The sea determines the life rhythm of the area between Table Mountain and Table Bay: In Cape Town penguins are reared by hand and sardines are driven in swarms from land into nets. Shark watchers sound the alarm when a “Great White” appears near to the beach. Then, surfers exchange their surfboards for longboards and speed down the steep coastal strip on wheels.
Cape Town, once a small trading post in the Atlantic, halfway between India and Europe, quickly developed into a pulsating harbour metropolis. Even today, South Africans refer to their dream town at the Cape as “Mother City”. Via the world famous coastal road Chapman’s Peak Drive, one can reach Hout Bay. The small community in the south has a huge problem: a gigantic sand dune! It’s getting bigger and bigger and is growing into the town itself.

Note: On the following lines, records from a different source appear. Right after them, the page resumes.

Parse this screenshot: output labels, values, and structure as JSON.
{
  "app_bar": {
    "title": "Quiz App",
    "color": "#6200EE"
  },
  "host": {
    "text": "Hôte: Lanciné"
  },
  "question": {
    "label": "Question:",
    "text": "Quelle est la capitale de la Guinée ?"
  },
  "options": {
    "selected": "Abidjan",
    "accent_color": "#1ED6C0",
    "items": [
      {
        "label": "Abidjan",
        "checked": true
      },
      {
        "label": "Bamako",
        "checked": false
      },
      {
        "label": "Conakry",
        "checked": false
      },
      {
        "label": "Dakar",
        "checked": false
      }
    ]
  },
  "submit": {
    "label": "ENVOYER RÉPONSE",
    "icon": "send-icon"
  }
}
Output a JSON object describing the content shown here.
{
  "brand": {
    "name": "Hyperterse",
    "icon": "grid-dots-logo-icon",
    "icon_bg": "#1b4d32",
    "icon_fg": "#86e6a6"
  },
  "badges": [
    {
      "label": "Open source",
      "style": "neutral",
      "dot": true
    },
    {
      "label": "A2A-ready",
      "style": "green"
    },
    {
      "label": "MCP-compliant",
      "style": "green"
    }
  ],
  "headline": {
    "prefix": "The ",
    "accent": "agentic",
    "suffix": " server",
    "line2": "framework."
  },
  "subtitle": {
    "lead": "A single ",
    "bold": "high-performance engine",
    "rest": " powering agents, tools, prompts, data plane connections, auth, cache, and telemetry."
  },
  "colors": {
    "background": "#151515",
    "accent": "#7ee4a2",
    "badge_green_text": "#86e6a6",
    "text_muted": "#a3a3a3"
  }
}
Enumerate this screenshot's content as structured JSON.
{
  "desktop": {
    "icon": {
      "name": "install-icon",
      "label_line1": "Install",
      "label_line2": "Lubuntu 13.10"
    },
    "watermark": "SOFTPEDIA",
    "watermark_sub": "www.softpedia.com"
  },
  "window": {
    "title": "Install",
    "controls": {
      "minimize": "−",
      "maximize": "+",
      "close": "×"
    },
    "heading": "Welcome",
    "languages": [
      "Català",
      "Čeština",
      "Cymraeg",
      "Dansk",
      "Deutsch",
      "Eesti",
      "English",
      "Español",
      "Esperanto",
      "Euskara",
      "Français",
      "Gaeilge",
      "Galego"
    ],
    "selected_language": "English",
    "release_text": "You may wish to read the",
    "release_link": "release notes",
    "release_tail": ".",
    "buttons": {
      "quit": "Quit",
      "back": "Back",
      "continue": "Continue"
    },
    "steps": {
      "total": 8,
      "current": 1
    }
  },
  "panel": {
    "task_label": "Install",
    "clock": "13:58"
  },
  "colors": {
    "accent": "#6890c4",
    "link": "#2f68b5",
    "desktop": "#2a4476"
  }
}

The public toilets and the police station have been crushed beneath the masses of sand already. Now the bus-stop is in danger of being “eaten”, too. The citizens of Hout Bay call the threatening dune “Frankenstein”. Amy Davison from the Ministry of Environment has a plan: “Kill Frankenstein!” – she wants to attack the sandy monster with excavators and shovels.